A team at the U.S. Department of Energy (DOE)'s Berkeley Lab have created a system of semiconducting nanowires and bacteria to mimic the natural photosynthetic process, which plants use to create food.

The artificial photosynthetic system can turn a combination of carbon dioxide and water into acetate, the most common building block today for new chemicals.

“In natural photosynthesis, leaves harvest solar energy and carbon dioxide is reduced and combined with water for the synthesis of molecular products that form biomass,” says researcher Chris Chang, an expert in catalysts for carbon-neutral energy conversions.

“In our system, nanowires harvest solar energy and deliver electrons to bacteria, where carbon dioxide is reduced and combined with water for the synthesis of a variety of targeted, value-added chemical products.”

The system offers a win/win situation for the environment; solar-powered green chemistry using sequestered carbon dioxide.

“Our system represents an emerging alliance between the fields of materials sciences and biology, where opportunities to make new functional devices can mix and match components of each discipline,” says Michelle Chang, an expert in biosynthesis.
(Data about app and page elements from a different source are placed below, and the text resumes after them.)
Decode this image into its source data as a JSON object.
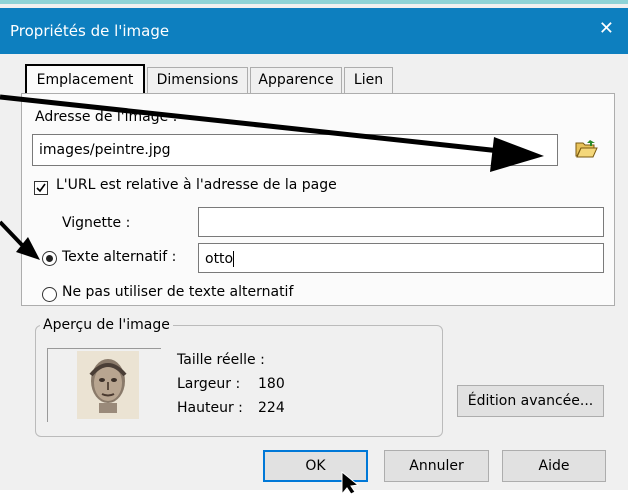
{
  "window": {
    "title": "Propriétés de l'image",
    "close_glyph": "✕"
  },
  "tabs": [
    {
      "label": "Emplacement",
      "active": true
    },
    {
      "label": "Dimensions",
      "active": false
    },
    {
      "label": "Apparence",
      "active": false
    },
    {
      "label": "Lien",
      "active": false
    }
  ],
  "location": {
    "address_label": "Adresse de l'image :",
    "address_value": "images/peintre.jpg",
    "relative_checkbox_label": "L'URL est relative à l'adresse de la page",
    "relative_checked": true,
    "vignette_label": "Vignette :",
    "vignette_value": "",
    "alt_radio_label": "Texte alternatif :",
    "alt_value": "otto",
    "no_alt_radio_label": "Ne pas utiliser de texte alternatif",
    "selected_radio": "alt"
  },
  "preview": {
    "legend": "Aperçu de l'image",
    "real_size_label": "Taille réelle :",
    "width_label": "Largeur :",
    "width_value": "180",
    "height_label": "Hauteur :",
    "height_value": "224",
    "advanced_button": "Édition avancée..."
  },
  "buttons": {
    "ok": "OK",
    "cancel": "Annuler",
    "help": "Aide"
  },
  "colors": {
    "titlebar": "#0d7fbf",
    "top_accent": "#8fd3d6",
    "default_button_border": "#0078d7"
  },
  "icons": [
    "close-icon",
    "folder-open-icon",
    "checkbox-checked-icon",
    "radio-selected-icon",
    "radio-unselected-icon",
    "portrait-thumbnail",
    "mouse-cursor-icon",
    "annotation-arrow"
  ]
}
“For example, the morphology of the nanowire array protects the bacteria like Easter eggs buried in tall grass so that these usually-oxygen sensitive organisms can survive in environmental carbon-dioxide sources such as flue gases.”

The system starts with an "artificial forest" of nanowire structures, consisting of silicon and titanium oxide nanowires.

The forest of nanowire arrays is populated with microbial populations that produce enzymes known to selectively catalyse the reduction of carbon dioxide.

For this study, the Berkeley team used an anaerobic bacterium that takes in electrons directly from the surrounding environment and uses them to reduce carbon dioxide.

The bacteria - Sporomusa ovate - make acetate, a versatile chemical that can be used to manufacture a diverse array of useful compounds for plastics, drug manufacture and biofuels.

Once the carbon dioxide has been reduced, genetically engineered E.coli are used to turn it into specific chemical products.

With this approach, the team achieved a solar energy conversion efficiency of up to 0.38 per cent for about 200 hours under simulated sunlight, which is about the same as that of a leaf.

The yields of target chemical molecules produced from the acetate were also encouraging: as high as 26 per cent for butanol, a fuel comparable to gasoline; 25 per cent for amorphadiene, a precursor to the antimaleria drug artemisinin; and 52 per cent for the renewable and biodegradable plastic PHB.

“We are currently working on our second generation system which has a solar-to-chemical conversion efficiency of 3 per cent,” said Peidong Yang, a chemist and leader of the study.

“Once we can reach a conversion efficiency of 10per cent in a cost effective manner, the technology should be commercially viable.”

A paper describing the progress so far has been published in the journal Nano Letters